Great writing is a process. Every great writer I know always says that he or she is continually learning to be a better writer. Rarely is a script ready after a first draft. It often requires several drafts. Sometimes a script is a stepping stone to the next one.

What do Michael Hazanivicius, Paul Haggis, and David Seidler have in common? When these writers sat down to write the scripts for "The Artist", "Million Dollar Baby", and "The King's Speech", it's unlikely they did so thinking they were going to win an Oscar. All of these films were great underdogs. Who would have thought in the age of Hollywood's love affair with special effects and high octane excitement that the film to take home gold would be a silent one? Or that a movie about a young female boxer who dies after losing her legs would be another contender? Or that David Seidler who wrote a small play and began the story forty years prior would also be taking home gold? All these writers knew at the time was that they had stories to tell, and went about telling them exceedingly well.
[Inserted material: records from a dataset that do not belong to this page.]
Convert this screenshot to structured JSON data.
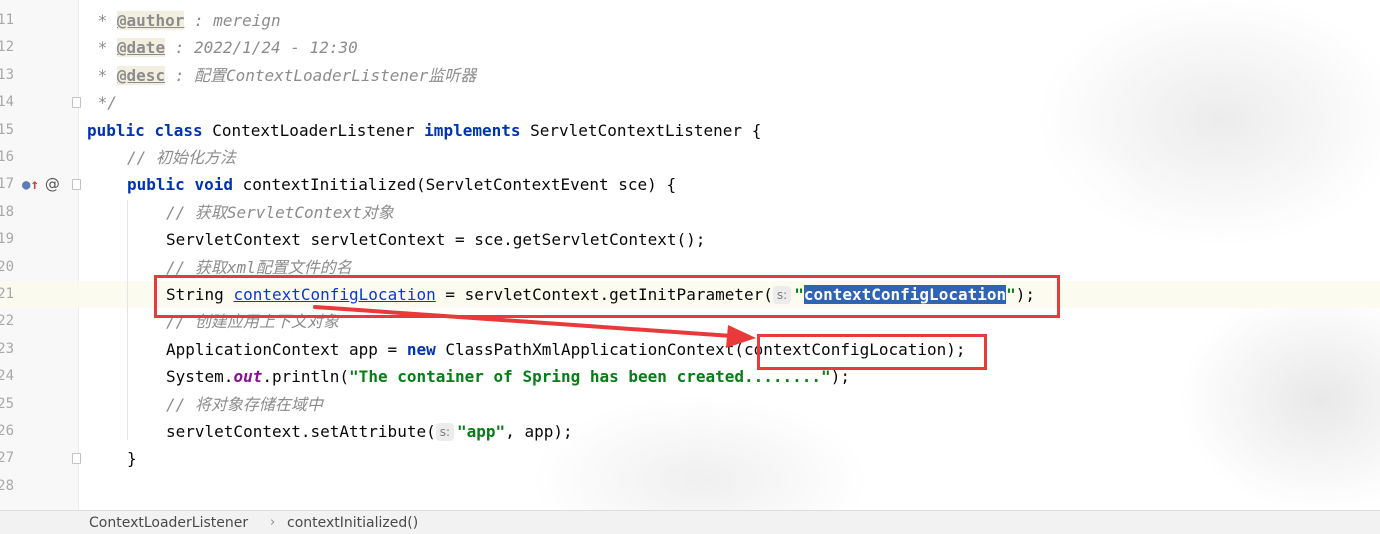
{
  "editor": {
    "lines": [
      {
        "num": "11"
      },
      {
        "num": "12"
      },
      {
        "num": "13"
      },
      {
        "num": "14"
      },
      {
        "num": "15"
      },
      {
        "num": "16"
      },
      {
        "num": "17"
      },
      {
        "num": "18"
      },
      {
        "num": "19"
      },
      {
        "num": "20"
      },
      {
        "num": "21"
      },
      {
        "num": "22"
      },
      {
        "num": "23"
      },
      {
        "num": "24"
      },
      {
        "num": "25"
      },
      {
        "num": "26"
      },
      {
        "num": "27"
      },
      {
        "num": "28"
      }
    ],
    "doc": {
      "prefix": " * ",
      "author_tag": "@author",
      "author_value": " : mereign",
      "date_tag": "@date",
      "date_value": " : 2022/1/24 - 12:30",
      "desc_tag": "@desc",
      "desc_value": " : 配置ContextLoaderListener监听器",
      "close": " */"
    },
    "class_decl": {
      "kw1": "public",
      "kw2": "class",
      "name": " ContextLoaderListener ",
      "kw3": "implements",
      "iface": " ServletContextListener {"
    },
    "comment_init": "// 初始化方法",
    "method_decl": {
      "kw1": "public",
      "kw2": "void",
      "rest": " contextInitialized(ServletContextEvent sce) {"
    },
    "comment_get_ctx": "// 获取ServletContext对象",
    "line_get_ctx": "ServletContext servletContext = sce.getServletContext();",
    "comment_get_xml": "// 获取xml配置文件的名",
    "line_param": {
      "type": "String ",
      "var": "contextConfigLocation",
      "mid": " = servletContext.getInitParameter(",
      "hint": "s:",
      "quote_open": "\"",
      "selected": "contextConfigLocation",
      "quote_close": "\"",
      "end": ");"
    },
    "comment_create": "// 创建应用上下文对象",
    "line_app": {
      "start": "ApplicationContext app = ",
      "kw": "new",
      "rest": " ClassPathXmlApplicationContext",
      "boxed": "(contextConfigLocation)",
      "end": ";"
    },
    "line_print": {
      "start": "System.",
      "field": "out",
      "mid": ".println(",
      "str": "\"The container of Spring has been created........\"",
      "end": ");"
    },
    "comment_store": "// 将对象存储在域中",
    "line_set": {
      "start": "servletContext.setAttribute(",
      "hint": "s:",
      "str": "\"app\"",
      "end": ", app);"
    },
    "close_brace": "}",
    "override_marker": "@"
  },
  "breadcrumb": {
    "items": [
      "ContextLoaderListener",
      "contextInitialized()"
    ],
    "separator": "›"
  },
  "colors": {
    "keyword": "#0033b3",
    "comment": "#8c8c8c",
    "string": "#067d17",
    "selection": "#2f63b4",
    "annotation_box": "#e8393b"
  }
}
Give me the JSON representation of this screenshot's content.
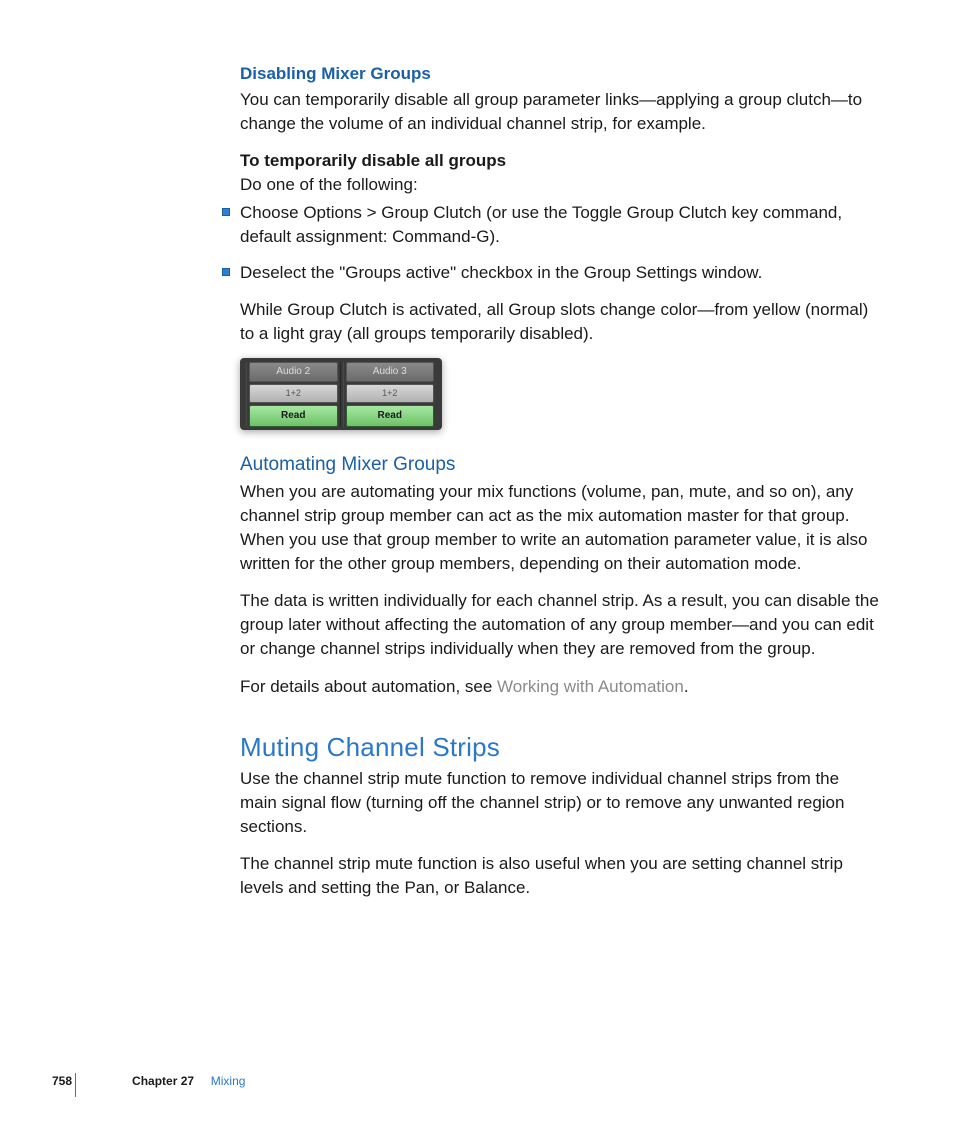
{
  "section1": {
    "heading": "Disabling Mixer Groups",
    "p1": "You can temporarily disable all group parameter links—applying a group clutch—to change the volume of an individual channel strip, for example.",
    "boldline": "To temporarily disable all groups",
    "subline": "Do one of the following:",
    "b1": "Choose Options > Group Clutch (or use the Toggle Group Clutch key command, default assignment:  Command-G).",
    "b2": "Deselect the \"Groups active\" checkbox in the Group Settings window.",
    "p2": "While Group Clutch is activated, all Group slots change color—from yellow (normal) to a light gray (all groups temporarily disabled)."
  },
  "figure": {
    "strip1": {
      "name": "Audio 2",
      "group": "1+2",
      "mode": "Read"
    },
    "strip2": {
      "name": "Audio 3",
      "group": "1+2",
      "mode": "Read"
    }
  },
  "section2": {
    "heading": "Automating Mixer Groups",
    "p1": "When you are automating your mix functions (volume, pan, mute, and so on), any channel strip group member can act as the mix automation master for that group. When you use that group member to write an automation parameter value, it is also written for the other group members, depending on their automation mode.",
    "p2": "The data is written individually for each channel strip. As a result, you can disable the group later without affecting the automation of any group member—and you can edit or change channel strips individually when they are removed from the group.",
    "p3_pre": "For details about automation, see ",
    "p3_link": "Working with Automation",
    "p3_post": "."
  },
  "section3": {
    "heading": "Muting Channel Strips",
    "p1": "Use the channel strip mute function to remove individual channel strips from the main signal flow (turning off the channel strip) or to remove any unwanted region sections.",
    "p2": "The channel strip mute function is also useful when you are setting channel strip levels and setting the Pan, or Balance."
  },
  "footer": {
    "page": "758",
    "chapter": "Chapter 27",
    "title": "Mixing"
  }
}
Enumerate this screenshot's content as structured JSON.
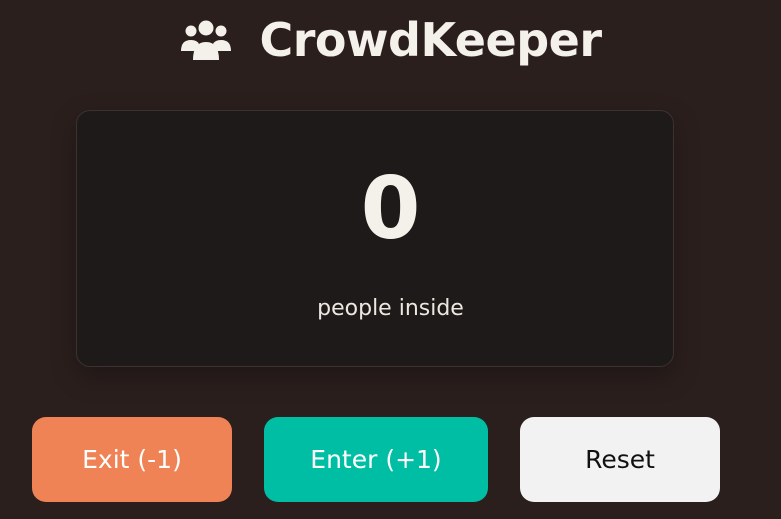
{
  "app": {
    "title": "CrowdKeeper",
    "icon": "users-icon"
  },
  "counter": {
    "value": "0",
    "caption": "people inside"
  },
  "buttons": {
    "exit_label": "Exit (-1)",
    "enter_label": "Enter (+1)",
    "reset_label": "Reset"
  },
  "colors": {
    "background": "#2b1f1d",
    "card": "#1e1a19",
    "text": "#f4f0ea",
    "exit": "#f08356",
    "enter": "#00bea4",
    "reset": "#f2f2f2"
  }
}
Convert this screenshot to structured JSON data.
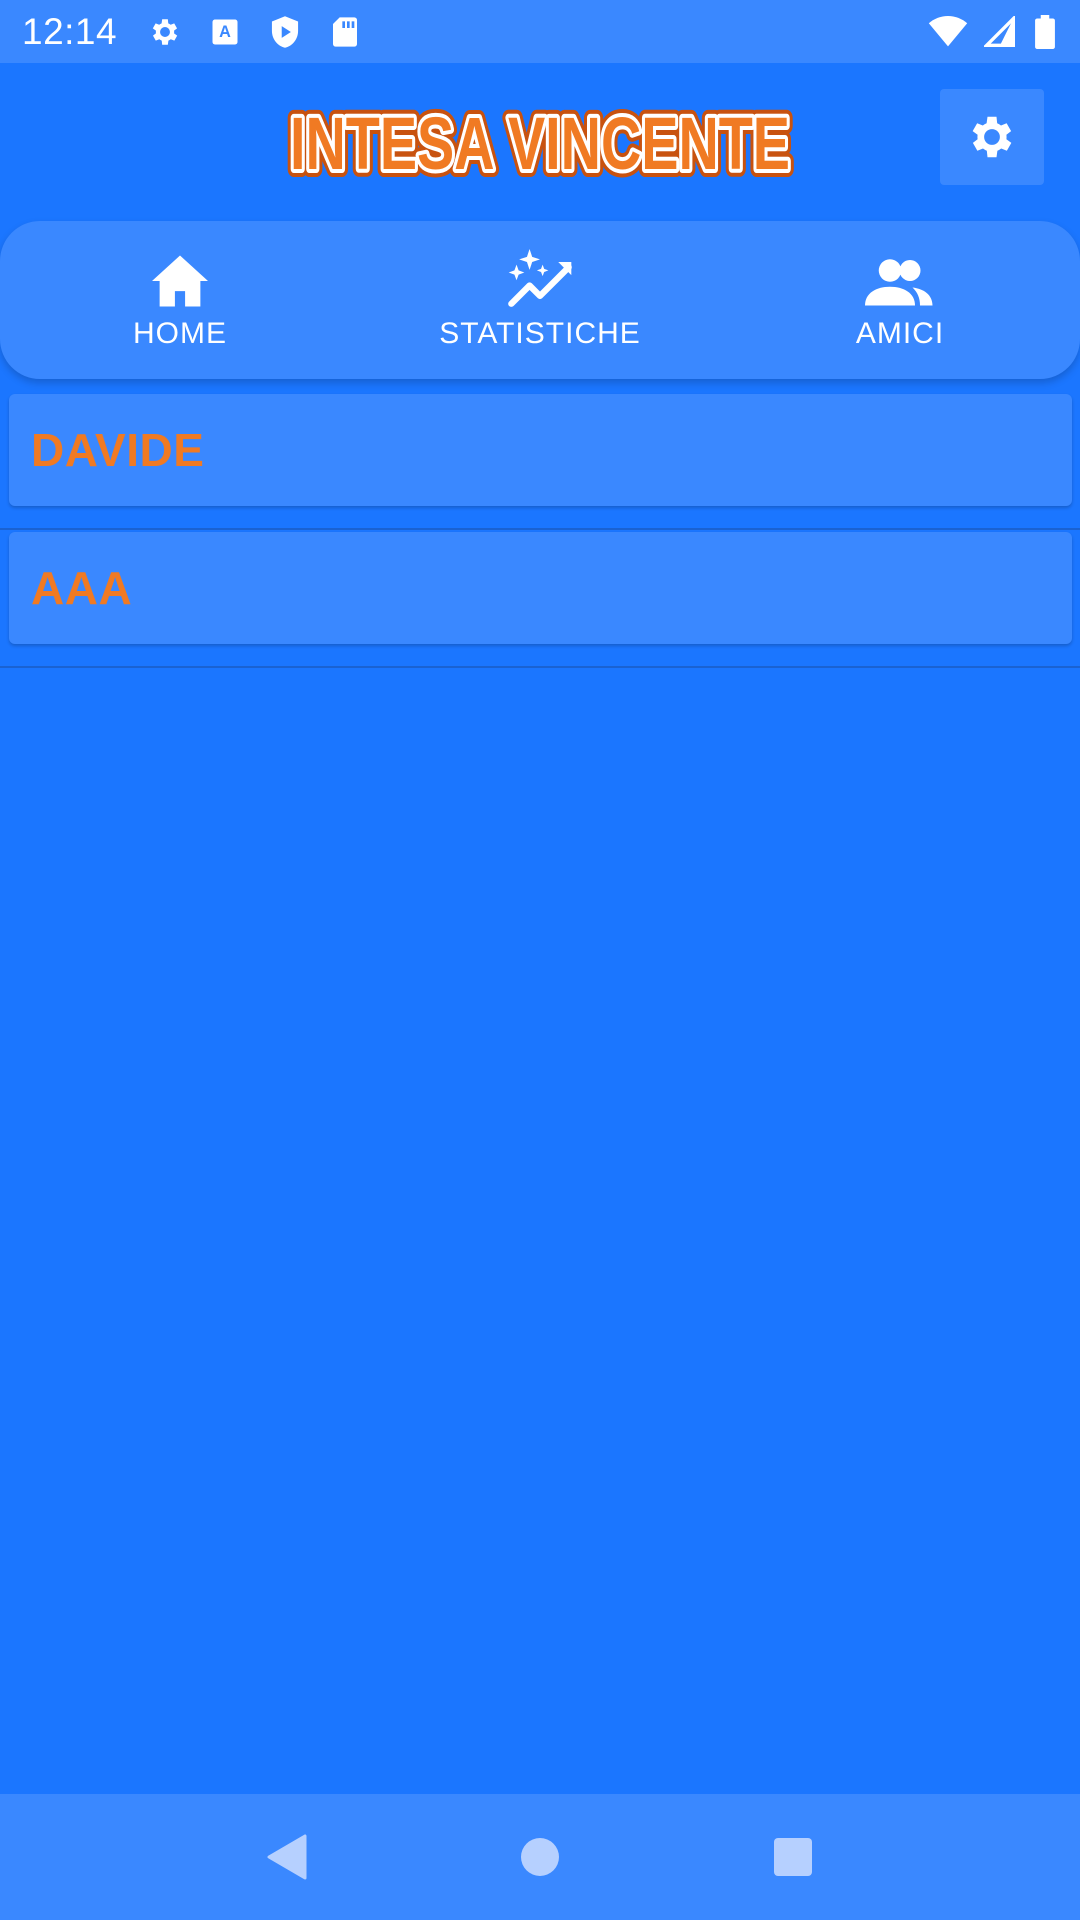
{
  "status_bar": {
    "time": "12:14",
    "icons_left": [
      "settings-icon",
      "font-download-icon",
      "play-protect-icon",
      "sd-card-icon"
    ],
    "icons_right": [
      "wifi-icon",
      "cell-signal-icon",
      "battery-icon"
    ]
  },
  "app": {
    "logo_text": "INTESA VINCENTE",
    "logo_colors": {
      "fill": "#f07a23",
      "outline": "#ffffff",
      "inner_outline": "#c8520f"
    }
  },
  "tabs": [
    {
      "label": "HOME",
      "icon": "home-icon"
    },
    {
      "label": "STATISTICHE",
      "icon": "stats-sparkle-icon"
    },
    {
      "label": "AMICI",
      "icon": "people-icon"
    }
  ],
  "friends": [
    {
      "name": "DAVIDE"
    },
    {
      "name": "AAA"
    }
  ],
  "colors": {
    "background": "#1b76ff",
    "surface": "#3a88ff",
    "accent": "#f07a23",
    "text": "#ffffff"
  },
  "nav_bar": [
    "back-icon",
    "home-circle-icon",
    "recents-icon"
  ]
}
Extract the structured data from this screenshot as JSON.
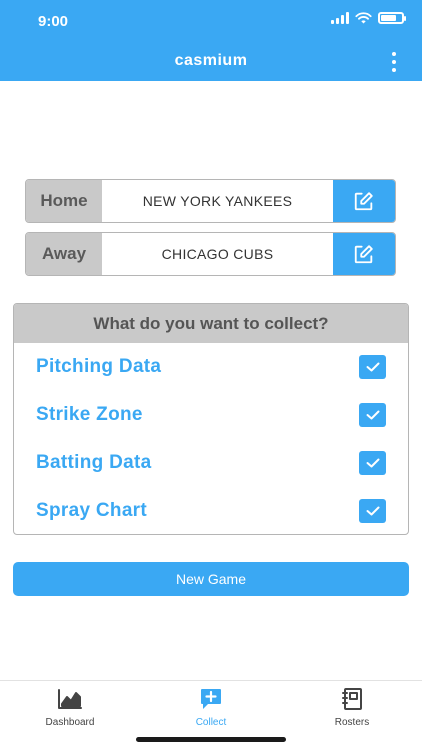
{
  "status_bar": {
    "time": "9:00",
    "signal_icon": "cellular-signal-icon",
    "wifi_icon": "wifi-icon",
    "battery_icon": "battery-icon"
  },
  "header": {
    "title": "casmium",
    "menu_icon": "more-vertical-icon",
    "color": "#3aa8f3"
  },
  "teams": [
    {
      "label": "Home",
      "name": "NEW YORK YANKEES",
      "edit_icon": "edit-icon"
    },
    {
      "label": "Away",
      "name": "CHICAGO CUBS",
      "edit_icon": "edit-icon"
    }
  ],
  "collect": {
    "heading": "What do you want to collect?",
    "options": [
      {
        "label": "Pitching Data",
        "checked": true
      },
      {
        "label": "Strike Zone",
        "checked": true
      },
      {
        "label": "Batting Data",
        "checked": true
      },
      {
        "label": "Spray Chart",
        "checked": true
      }
    ]
  },
  "new_game_label": "New Game",
  "tabs": [
    {
      "label": "Dashboard",
      "icon": "chart-icon",
      "active": false
    },
    {
      "label": "Collect",
      "icon": "add-message-icon",
      "active": true
    },
    {
      "label": "Rosters",
      "icon": "notebook-icon",
      "active": false
    }
  ]
}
The take-away...

While it's good to be eager and want to get your script into production right away, it is also important to be patient with yourselves; put in the time to take the necessary steps that will make your scripts outstanding, and enjoy the process.


For tips and feedback on elevating your writing, feel free to give me a call and visit:

Wendy Kram, Owner/Producer

WK Productions & L.A. FOR HIRE, Inc.

Ranked by Creative Screenwriting Magazine as the Industry's Top 3 Picks for "Best Script Consultants"

Wednesday, May 9, 2012

Screenwriters: "How Do I Get A Manager?!"

Screenwriters often ask, "How do I get an agent or a manager!?"

On the one hand, if you get one of your projects going, it is easier to get representation because you will be a "produced" writer, or a writer whose works have been optioned. At the same time, if you're a screenwriter, I know you want to have a manager who will take your work out for you. It's a Catch 22. But there is one steadfast rule, and it is probably not a secret to you--

You must have a great script that demonstrates not only a good concept, but one that is well-executed in terms of plot, structure, character development, action and dialogue. Agents and executives pay attention to material that distinguishes itself by showing the writer has a unique and masterful voice.

The truth is that great work has a way of getting found. And for screenwriters, it is important to have more than one solid writing sample as agents, managers and executives need to know that you are not a one-trick pony. You need to show that you can consistently hit the mark.

Making sure your scripts are at the best writing level they can be is the key to finding representation and/or getting produced.

Do you know how to tell if your project is market-ready? Show your script to respected industry colleagues and other screenwriters whose works you admire for feedback. You might also hire a professional script consultant, and make sure to do your due diligence when deciding who to use.

InkTip can also be a good resource for screenwriters, as production company executives use the site to look for material by genre. Attend prestigious Pitch Fests and Film Festivals that attract A-list Hollywood executives. In addition to the biggies such as Tribeca, Sundance, Berlin, and Venice, other prestigious festivals that are smaller but provide opportunities to make excellent contacts and network include the Austin, Palm Springs, Slamdance, and Toronto Film Festivals, among others. For more information on Academy qualifying festivals, go to Top Pitch Fests include InkTip Writers Pitching and Networking Summit and The Great American Pitch Fest.

I hope you find the above helpful. If I can assist you or someone you know, please visit: or email for more details

Wendy Kram, Producer/Owner

WK Productions & L.A. FOR HIRE, Inc.

Ranked by Creative Screenwriting Magazine as the Industry's Top 3 Picks for "Best Script Consultants"